We confirm. Initially, petitioner has not demonstrated that he failed to receive meaningful representation during his final revocation hearing. A mere disagreement regarding strategy or tactics does not constitute ineffective assistance of counsel (see Matter of Ordmandy v Travis, 300 AD2d 713, 714 [2002]). Although petitioner informed the ALJ that he wished to [*2]retain private counsel because assigned counsel had not sought certain evidence that she believed was irrelevant to the proceeding, petitioner had not retained private counsel and failed to demonstrate that it was necessary to relieve assigned counsel on the basis of their disagreement. Notwithstanding counsel's statement that she was uncomfortable speaking on petitioner's behalf with respect to entering a plea, she expressed on the record that she understood her obligation to represent petitioner to the best of her ability at the hearing. After the ALJ entered a plea of not guilty on petitioner's behalf, counsel cross-examined witnesses, made objections and presented a closing argument. Accordingly, we find that petitioner was afforded the effective assistance of counsel (see Matter of Partee v Stanford, 159 AD3d 1294, 1295 [2018]).

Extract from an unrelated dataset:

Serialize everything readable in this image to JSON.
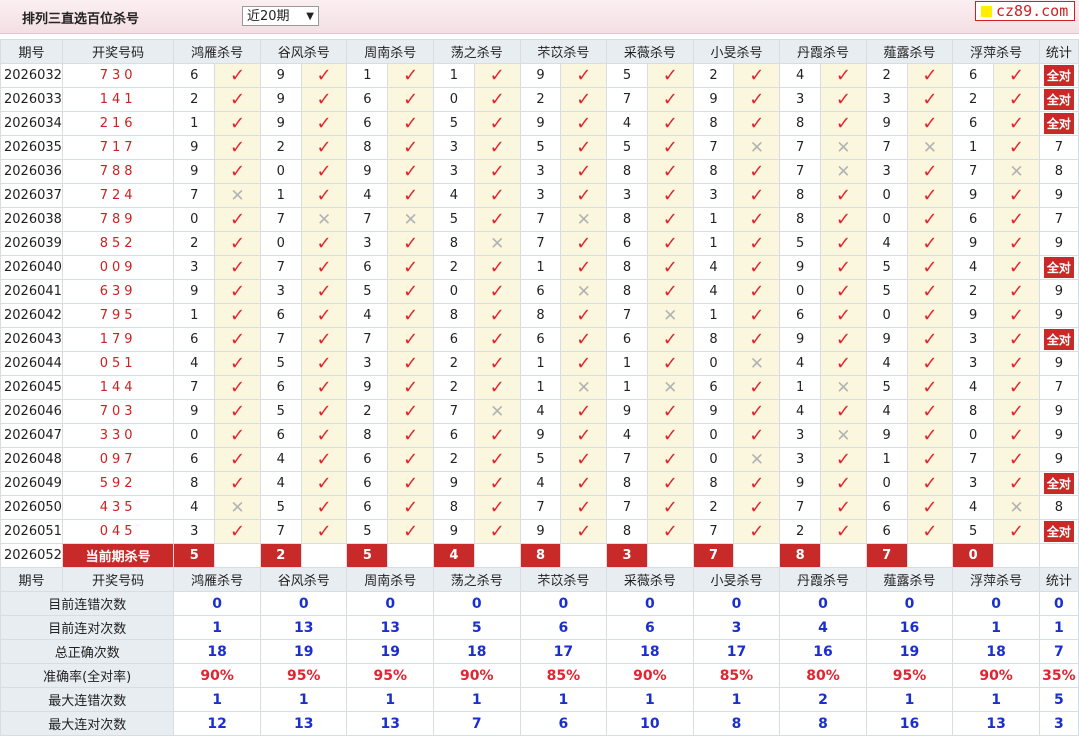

To the extent that they are preserved for our review, we have examined petitioner's remaining contentions, including his claims that the decision to hold him until his maximum expiration date was unduly harsh and that the determination flowed from bias on the part of the ALJ, and found them to lack merit.

Garry, P.J., Lynch, Devine, Mulvey and Rumsey, JJ., concur.

ADJUDGED that the determination is confirmed, without costs, and petition dismissed.


Footnote 1: Petitioner has abandoned any substantial evidence challenge by failing to raise it in his brief on appeal (see Matter of McMaster v Rodriguez, 159 AD3d 1173, 1174 [2018]).